Cyprus opposition leader extends lead week before vote
NICOSIA (Reuters) - Cyprus's right-wing opposition leader has widened his lead over his two main challengers a week before presidential elections, three polls showed on Sunday, as voters looked for a fresh pair of hands to revive their struggling economy.
Support for Nicos Anastasiades rose above 40 percent in two opinion polls by the Phileleftheros and the Kathimerini newspapers, while state broadcaster CyBC put his rating at 39.8 percent.
In all three cases, the polls showed at least a 15-point margin over his closest rival, Stavros Malas who, like Cyprus's incumbent president, is backed by the Communists.
Just over half a million Greek Cypriots go to the polls on February 17 to elect a new president for a five-year term, with a runoff on February 24 if the first round does not produce a winner with an outright majority.
The winner will have to negotiate a bailout for the tiny economy, heavily exposed to the Greek debt crisis.
Cyprus has a presidential system of government where the head of state wields executive power. Incumbent Demetris Christofias, the EU's only Communist leader, is not seeking re-election.
Christofias has seen his approval ratings plummet over his handling of the economy since he was elected in 2008.
Anastasiades, 66, criticized the government for stalling on seeking international aid while the island was shut out of financial markets.
A massive munitions explosion in 2011 was widely blamed on state incompetence.
A bailout package for Cyprus, which could potentially amount to 100 percent of its Gross Domestic Product, is expected by April.
- White House reverses, says Obama met uncle and lived with him during law school
- South Africans, some fearful, wake to life without Mandela |
- U.S. television, Twitter, alive with new version of 'Sound of Music'
- Ford leans on global Mustang to burnish overseas image
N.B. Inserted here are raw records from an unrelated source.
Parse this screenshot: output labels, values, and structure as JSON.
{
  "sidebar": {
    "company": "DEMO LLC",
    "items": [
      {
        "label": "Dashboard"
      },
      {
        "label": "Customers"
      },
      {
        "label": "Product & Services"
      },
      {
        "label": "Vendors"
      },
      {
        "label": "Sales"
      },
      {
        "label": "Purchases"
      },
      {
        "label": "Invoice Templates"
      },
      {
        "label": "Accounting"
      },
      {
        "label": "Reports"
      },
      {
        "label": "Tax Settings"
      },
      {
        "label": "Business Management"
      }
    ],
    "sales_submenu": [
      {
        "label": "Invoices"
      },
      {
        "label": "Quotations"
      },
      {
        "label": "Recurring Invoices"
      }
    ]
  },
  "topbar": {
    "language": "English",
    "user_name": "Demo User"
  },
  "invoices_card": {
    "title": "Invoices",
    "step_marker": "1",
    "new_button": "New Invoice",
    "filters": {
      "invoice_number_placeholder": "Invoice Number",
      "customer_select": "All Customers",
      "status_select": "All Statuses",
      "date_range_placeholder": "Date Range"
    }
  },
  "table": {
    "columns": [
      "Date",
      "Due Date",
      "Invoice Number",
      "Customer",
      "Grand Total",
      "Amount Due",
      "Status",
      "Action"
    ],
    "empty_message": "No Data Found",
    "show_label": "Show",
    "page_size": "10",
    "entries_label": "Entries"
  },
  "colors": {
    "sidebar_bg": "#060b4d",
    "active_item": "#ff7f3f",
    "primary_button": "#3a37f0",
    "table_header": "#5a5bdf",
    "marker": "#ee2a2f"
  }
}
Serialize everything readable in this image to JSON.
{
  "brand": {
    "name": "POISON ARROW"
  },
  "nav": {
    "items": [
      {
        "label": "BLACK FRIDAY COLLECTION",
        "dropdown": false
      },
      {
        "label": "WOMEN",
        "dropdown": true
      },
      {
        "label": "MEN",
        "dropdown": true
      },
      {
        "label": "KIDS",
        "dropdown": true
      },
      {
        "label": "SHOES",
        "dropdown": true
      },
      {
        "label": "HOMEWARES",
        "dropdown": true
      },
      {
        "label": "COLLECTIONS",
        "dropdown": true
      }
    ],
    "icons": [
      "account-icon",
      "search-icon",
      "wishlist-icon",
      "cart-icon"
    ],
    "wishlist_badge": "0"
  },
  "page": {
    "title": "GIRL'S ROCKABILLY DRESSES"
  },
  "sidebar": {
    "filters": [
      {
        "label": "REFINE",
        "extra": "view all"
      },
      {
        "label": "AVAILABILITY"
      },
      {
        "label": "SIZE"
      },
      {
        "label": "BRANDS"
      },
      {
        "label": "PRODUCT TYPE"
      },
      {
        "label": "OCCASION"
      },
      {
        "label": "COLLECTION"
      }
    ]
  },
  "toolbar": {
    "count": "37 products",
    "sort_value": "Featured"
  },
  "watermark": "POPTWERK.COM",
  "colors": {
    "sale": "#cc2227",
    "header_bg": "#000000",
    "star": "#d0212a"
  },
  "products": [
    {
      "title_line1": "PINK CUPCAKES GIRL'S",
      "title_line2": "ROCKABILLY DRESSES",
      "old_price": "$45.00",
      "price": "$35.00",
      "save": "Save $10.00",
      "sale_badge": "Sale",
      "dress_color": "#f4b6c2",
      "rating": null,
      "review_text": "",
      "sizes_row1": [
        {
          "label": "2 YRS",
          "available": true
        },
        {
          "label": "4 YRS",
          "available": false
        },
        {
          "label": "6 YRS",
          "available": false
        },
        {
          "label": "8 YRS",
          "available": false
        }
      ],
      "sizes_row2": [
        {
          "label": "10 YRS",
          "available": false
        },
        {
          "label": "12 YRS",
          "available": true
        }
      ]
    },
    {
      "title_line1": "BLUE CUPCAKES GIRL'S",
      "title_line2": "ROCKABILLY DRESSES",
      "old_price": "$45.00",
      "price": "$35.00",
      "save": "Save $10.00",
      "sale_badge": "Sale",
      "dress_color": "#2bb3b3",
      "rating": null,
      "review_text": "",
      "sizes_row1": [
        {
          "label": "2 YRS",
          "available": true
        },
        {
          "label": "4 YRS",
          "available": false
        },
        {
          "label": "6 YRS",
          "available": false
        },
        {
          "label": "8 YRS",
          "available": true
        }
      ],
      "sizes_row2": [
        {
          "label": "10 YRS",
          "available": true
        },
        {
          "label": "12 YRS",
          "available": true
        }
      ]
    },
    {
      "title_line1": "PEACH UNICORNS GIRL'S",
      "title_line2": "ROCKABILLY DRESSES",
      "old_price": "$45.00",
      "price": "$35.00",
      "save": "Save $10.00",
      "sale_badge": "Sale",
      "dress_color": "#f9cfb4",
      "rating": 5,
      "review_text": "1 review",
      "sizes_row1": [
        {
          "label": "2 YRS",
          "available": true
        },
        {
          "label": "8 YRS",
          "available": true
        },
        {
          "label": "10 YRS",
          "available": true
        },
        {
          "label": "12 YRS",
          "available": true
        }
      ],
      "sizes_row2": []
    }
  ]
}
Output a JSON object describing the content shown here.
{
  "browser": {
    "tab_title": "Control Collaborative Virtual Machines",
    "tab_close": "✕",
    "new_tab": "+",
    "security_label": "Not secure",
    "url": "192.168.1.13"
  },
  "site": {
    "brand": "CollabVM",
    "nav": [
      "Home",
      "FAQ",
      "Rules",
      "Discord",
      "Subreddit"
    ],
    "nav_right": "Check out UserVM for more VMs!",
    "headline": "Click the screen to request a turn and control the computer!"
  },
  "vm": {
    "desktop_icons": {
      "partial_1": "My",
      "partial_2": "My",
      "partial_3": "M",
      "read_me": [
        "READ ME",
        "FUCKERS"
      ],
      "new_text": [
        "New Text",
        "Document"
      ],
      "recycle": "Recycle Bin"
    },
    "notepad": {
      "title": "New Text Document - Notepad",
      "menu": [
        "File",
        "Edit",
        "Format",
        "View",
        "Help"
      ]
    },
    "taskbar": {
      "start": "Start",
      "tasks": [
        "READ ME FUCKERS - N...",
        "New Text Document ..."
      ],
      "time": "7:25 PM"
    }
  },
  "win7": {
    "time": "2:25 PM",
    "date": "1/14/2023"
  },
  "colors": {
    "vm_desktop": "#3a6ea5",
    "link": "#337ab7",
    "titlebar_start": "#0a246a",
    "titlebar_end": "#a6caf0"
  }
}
- RPT-UPDATE 1-Ford leans on global Mustang to burnish overseas image
Revered by millions as a beacon of hope against oppression and as an archetype of reconciliation, Nelson Mandela leaves behind a grieving nation. Video